China’s Increasing Demand for Oil

Published on Author andrews

Chinese demand for fossil fuels is increasing as their economy gains strength. This year, China’s demand for oil is on track to increase nearly 5%. This increase in demand represents an increase in demand of 514 million metric tons of oil. Of this amount of oil, more than half of the amount will be met be imports. It is hypothesized that China will import about 290 million metric tons of oil. This is an increase in import amount of 7.3%. Logically, an increase in oil imports of this magnitude will cause the Chinese economy to be more dependent on oil imports. The question that rises for me in this situation is how the increase in Chinese foreign oil demand will affect the United States oil prices. One would think that greater Chinese imports would cause more competition between the U.S. and China for oil and subsequently drive oil prices up in the U.S. However, it is important to note that the market for oil is a world market. Whether China demands more oil or not, the oil supplied will be consumed, either by using it or storing it in reserves. Therefore, I believe that oil prices would most likely be the same regardless of China’s demand. However, it is important for China to be weary as their participation makes them vulnerable to spices in other nation’s economies. Source

2 Responses to China’s Increasing Demand for Oil

  1. I agree that since the market for oil is a world market the price for oil in the U.S. will not be affected too much by China’s increasing demand. What I found interesting in the article was what CNCP’s Xu Jianshan said, “For a long period, oil and gas will continue to be the majority of the energy supply because of the obstacles facing new energy’s development.” Here in the U.S. and in countries in Europe we are looking for new energy sources. Most people realize that oil is not the be all end all, and that we as a planet need to find alternate energy sources. I found it interesting that China has much obstacles blocking new energy sources. I wonder if in the near future they eliminate the obstacles and they themselves try to find alternate energy sources. They have been urbanizing at an incredible rate, and the discovery of a more efficient/effective energy source could be of great value to China.

  2. OK, let’s put on an empirical hat: what share would this represent? First we need to convert metric tons to barrels — I’ll look that up. Global supply is about 90 mil bbl/day. Now very roughly 6 bbl = 1 metric ton so this comes out to 15 mil mt / day or about 360 x 15 = 5400 mil mt. If I’ve done my conversion correctly — I suspect I haven’t — then this increase represents 10% of global supply. That surely will affect prices, ceteris paribus.

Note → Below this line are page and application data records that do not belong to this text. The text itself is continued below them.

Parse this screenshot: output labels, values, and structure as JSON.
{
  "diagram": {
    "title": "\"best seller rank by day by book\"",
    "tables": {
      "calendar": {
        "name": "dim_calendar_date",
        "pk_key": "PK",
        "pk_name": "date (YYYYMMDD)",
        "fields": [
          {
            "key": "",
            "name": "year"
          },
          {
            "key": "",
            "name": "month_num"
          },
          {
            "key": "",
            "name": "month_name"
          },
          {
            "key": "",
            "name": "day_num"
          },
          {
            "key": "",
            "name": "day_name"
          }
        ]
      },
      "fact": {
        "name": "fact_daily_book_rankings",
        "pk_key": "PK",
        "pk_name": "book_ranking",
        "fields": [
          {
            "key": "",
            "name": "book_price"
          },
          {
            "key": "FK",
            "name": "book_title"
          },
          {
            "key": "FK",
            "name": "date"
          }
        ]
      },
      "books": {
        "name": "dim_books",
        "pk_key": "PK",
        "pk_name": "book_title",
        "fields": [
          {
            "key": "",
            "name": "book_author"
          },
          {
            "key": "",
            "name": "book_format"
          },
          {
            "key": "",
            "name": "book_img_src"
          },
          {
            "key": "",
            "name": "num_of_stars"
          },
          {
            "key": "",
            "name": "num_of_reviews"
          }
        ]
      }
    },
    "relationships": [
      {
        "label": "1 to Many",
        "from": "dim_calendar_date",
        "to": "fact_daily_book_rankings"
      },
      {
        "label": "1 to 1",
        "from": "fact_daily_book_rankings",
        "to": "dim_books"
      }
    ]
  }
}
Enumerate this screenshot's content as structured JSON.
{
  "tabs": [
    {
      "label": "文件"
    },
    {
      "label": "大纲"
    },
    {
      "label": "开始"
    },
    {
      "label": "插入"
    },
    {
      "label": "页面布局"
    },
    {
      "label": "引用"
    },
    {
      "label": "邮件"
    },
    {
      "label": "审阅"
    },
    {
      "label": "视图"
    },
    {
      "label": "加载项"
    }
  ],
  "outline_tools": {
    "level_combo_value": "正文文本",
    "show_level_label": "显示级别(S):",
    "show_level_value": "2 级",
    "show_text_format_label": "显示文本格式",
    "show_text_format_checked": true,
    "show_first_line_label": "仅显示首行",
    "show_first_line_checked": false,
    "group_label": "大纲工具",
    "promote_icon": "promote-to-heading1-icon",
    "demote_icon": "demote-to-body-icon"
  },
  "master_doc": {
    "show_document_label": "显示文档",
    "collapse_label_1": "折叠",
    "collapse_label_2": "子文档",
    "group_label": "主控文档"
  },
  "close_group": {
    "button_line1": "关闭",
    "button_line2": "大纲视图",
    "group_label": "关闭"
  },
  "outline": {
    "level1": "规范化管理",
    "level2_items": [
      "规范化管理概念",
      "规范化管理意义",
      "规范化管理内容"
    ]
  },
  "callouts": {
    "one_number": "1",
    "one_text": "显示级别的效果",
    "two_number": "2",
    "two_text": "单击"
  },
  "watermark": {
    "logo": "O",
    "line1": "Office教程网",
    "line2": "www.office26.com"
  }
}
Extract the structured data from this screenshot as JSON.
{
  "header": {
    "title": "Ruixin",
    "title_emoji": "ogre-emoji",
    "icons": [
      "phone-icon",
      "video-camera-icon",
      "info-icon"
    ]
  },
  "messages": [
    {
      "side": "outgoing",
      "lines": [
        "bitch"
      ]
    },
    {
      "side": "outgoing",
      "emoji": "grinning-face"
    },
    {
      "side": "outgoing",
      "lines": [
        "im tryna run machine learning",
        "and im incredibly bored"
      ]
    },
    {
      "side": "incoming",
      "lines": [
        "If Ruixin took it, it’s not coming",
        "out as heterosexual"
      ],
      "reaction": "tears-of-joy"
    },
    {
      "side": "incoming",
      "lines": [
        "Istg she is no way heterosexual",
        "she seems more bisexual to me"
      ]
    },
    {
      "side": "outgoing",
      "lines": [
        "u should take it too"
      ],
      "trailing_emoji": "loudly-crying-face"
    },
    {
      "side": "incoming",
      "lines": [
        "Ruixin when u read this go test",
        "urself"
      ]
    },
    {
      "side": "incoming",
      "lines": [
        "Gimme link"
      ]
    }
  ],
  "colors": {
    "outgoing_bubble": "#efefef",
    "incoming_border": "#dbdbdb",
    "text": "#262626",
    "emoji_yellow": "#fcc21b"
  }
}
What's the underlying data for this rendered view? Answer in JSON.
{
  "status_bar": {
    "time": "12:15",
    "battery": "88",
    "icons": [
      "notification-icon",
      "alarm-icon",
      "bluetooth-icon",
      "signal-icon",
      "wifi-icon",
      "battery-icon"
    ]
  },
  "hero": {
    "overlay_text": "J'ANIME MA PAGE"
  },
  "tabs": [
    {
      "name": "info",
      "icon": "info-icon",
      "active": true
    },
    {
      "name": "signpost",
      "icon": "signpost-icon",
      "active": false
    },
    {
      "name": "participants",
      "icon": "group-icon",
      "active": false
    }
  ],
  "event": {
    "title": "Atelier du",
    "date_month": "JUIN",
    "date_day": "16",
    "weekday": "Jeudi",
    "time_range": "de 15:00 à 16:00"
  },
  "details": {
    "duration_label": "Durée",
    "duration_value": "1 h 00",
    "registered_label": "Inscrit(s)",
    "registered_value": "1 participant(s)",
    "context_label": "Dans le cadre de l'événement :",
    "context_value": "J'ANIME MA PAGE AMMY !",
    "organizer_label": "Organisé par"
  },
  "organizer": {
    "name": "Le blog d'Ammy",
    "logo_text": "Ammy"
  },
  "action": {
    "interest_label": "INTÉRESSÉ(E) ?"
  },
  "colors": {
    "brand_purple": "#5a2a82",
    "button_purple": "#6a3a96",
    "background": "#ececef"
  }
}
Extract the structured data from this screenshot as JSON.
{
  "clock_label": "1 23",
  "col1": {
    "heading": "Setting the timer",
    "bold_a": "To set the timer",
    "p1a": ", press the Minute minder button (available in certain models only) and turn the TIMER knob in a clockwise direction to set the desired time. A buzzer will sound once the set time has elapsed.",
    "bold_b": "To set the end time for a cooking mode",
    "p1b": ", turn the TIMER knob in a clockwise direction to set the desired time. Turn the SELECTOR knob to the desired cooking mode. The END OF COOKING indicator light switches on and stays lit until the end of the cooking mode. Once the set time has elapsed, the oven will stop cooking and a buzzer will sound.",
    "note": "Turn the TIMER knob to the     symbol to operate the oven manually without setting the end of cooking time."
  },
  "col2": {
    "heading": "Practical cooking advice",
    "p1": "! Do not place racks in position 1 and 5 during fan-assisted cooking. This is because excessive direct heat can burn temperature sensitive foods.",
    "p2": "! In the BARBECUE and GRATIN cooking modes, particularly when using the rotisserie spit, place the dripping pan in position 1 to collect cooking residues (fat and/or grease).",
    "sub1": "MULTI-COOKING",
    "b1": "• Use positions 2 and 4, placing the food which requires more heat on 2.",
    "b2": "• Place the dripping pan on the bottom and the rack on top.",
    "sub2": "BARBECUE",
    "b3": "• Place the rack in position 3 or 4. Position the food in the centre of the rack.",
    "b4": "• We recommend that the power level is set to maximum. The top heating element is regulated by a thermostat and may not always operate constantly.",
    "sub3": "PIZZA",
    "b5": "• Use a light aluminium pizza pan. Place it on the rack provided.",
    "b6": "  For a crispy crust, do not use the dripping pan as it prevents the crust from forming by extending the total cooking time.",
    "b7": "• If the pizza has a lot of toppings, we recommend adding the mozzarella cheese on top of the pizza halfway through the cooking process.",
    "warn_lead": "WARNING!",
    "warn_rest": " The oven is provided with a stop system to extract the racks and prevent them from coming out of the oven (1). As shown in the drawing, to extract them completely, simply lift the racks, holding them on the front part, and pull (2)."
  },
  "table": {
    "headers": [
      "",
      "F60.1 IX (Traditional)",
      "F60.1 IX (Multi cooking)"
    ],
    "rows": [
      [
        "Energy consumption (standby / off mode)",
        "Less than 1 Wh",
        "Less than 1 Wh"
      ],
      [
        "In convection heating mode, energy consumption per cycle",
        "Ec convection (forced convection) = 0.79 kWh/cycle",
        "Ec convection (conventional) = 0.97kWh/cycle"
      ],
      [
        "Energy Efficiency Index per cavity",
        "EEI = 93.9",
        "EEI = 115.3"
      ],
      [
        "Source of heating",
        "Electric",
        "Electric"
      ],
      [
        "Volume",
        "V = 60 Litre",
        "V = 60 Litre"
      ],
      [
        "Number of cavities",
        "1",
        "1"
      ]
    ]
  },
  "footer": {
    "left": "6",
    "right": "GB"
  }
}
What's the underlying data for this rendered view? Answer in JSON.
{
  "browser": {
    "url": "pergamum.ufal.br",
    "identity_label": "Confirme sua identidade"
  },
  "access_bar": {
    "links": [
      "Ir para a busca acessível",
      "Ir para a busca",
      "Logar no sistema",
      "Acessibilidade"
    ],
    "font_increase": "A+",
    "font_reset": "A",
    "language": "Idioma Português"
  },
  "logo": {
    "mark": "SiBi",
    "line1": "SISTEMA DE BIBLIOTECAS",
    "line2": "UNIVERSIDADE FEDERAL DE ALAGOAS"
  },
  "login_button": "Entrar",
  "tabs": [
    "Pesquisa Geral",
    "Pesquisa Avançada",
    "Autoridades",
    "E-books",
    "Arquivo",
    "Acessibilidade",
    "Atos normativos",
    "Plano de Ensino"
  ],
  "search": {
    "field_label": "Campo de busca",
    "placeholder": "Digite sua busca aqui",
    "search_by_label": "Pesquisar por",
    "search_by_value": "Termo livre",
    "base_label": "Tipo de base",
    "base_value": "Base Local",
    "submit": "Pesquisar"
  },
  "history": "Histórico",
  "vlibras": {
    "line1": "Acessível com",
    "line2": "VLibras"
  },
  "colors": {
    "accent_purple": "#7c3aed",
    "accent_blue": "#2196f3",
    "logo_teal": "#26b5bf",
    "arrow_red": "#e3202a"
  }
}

    Checking further, the International Energy Association “Key World Energy Statistics” puts 2011 petroluem output at 4,011 Mt. Now imports of 290 Mt x 7% = 20 Mt. That’s about 0.5%. Now if the rest of the world was in recession, that would be modest. But that’s not the case. From another perspective, KWES shows China as the #3 energy importer behind the US and Japan (not limited to but primarily petroleum).